Read the full manual. Read the fine manual. Read the flippin' manual.
Whatever explanation you like to use for the popular acronym “RTFM,” the point remains – it’s very important to read the manual. For me, this was an idea handed down by my grandfather and one that was (and continues to be) quite counter-intuitive to my personality type.
One of the bikes my grandfather built (Skarke is his last name).
My grandfather is a computer engineer who worked for Hewlett-Packard for many years (before that spending time in the military as a radio operator). He is the very definition of meticulous. Whether he’s working on one of his hobbies like live steam locomotives, gunsmithing, photography, archery, building custom road bikes (see above), or just trying to fix something around the house, his degree of planning is truly an art form. I have always been in awe of his ability to sit down and just figure something out. It’s remarkable.
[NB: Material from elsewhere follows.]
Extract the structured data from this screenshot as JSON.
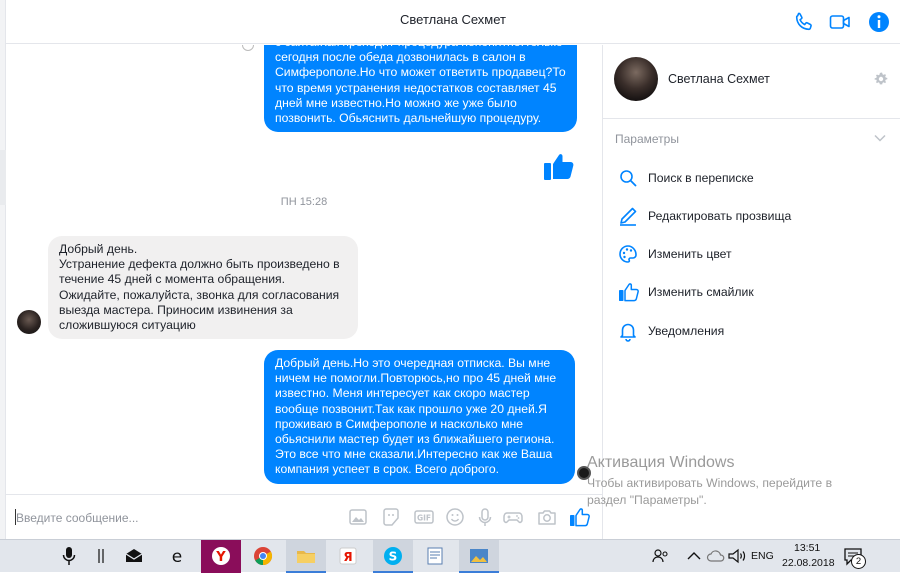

Part of this ability stems from his keen desire to just understand things – which is where reading the manual comes in to play. I will always remember as a kid, when I would get a present that had a manual, he would insist we sit down and go through the manual from cover to cover before even starting to unbox it.
Today, I still have to resist the urge to just start ripping into things as soon as I get them, but reading the manual has proved invaluable over the years.
I had a bit of fun with the Heaterizer manual
A few days back, OpenSource.com posted an article called “RTFM? How to Write a Manual Worth Reading”. As one of SparkFun’s content producers (and an avid believer in RTFM), this struck a chord with me. It’s worth a read if you ever need to write a manual of your own, or just want to get some insight into the thought process behind writing a manual. It’ll also give you some appreciation for a really well-written manual – I know it did for me.